-- ENTRIES SHOWN follows --

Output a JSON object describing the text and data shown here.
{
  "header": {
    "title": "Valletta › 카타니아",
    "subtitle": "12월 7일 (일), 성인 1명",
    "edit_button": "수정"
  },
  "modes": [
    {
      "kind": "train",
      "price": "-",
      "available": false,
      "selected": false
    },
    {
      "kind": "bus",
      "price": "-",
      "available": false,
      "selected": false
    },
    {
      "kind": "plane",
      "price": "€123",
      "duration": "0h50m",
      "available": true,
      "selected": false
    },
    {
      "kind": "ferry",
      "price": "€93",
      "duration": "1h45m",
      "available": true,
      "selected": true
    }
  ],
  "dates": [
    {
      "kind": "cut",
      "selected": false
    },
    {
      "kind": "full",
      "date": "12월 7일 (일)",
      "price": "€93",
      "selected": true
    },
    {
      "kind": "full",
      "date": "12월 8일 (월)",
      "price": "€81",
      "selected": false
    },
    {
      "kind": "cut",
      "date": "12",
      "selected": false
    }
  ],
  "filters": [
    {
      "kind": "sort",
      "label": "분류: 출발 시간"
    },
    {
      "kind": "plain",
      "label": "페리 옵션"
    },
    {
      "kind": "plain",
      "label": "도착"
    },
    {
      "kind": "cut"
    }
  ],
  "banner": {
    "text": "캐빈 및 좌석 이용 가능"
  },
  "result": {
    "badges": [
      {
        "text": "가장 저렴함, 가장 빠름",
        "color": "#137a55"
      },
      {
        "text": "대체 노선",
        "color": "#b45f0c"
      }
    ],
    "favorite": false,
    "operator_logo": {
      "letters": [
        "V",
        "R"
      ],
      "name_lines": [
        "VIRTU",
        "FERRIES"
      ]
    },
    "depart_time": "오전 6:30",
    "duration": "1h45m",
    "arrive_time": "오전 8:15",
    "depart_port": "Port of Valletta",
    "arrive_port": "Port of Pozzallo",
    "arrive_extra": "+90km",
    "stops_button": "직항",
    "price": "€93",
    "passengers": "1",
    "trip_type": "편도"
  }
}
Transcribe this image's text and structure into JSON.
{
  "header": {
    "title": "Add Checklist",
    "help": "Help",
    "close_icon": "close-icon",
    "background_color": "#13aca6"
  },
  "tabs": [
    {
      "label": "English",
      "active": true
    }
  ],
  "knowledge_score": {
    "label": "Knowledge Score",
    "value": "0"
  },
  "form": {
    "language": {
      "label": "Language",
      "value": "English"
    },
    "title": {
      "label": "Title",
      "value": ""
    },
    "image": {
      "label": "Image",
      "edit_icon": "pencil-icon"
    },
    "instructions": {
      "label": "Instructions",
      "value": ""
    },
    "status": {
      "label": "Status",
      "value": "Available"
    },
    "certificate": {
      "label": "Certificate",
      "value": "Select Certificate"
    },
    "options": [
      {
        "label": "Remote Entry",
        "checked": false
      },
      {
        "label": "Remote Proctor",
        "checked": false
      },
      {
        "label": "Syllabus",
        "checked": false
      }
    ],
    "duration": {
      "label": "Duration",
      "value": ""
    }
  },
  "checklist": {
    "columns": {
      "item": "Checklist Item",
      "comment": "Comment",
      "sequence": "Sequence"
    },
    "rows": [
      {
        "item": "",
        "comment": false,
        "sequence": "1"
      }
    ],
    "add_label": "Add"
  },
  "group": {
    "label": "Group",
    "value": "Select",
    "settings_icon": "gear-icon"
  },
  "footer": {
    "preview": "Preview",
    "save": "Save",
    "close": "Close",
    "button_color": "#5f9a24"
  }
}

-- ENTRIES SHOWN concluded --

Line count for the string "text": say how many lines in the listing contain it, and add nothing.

5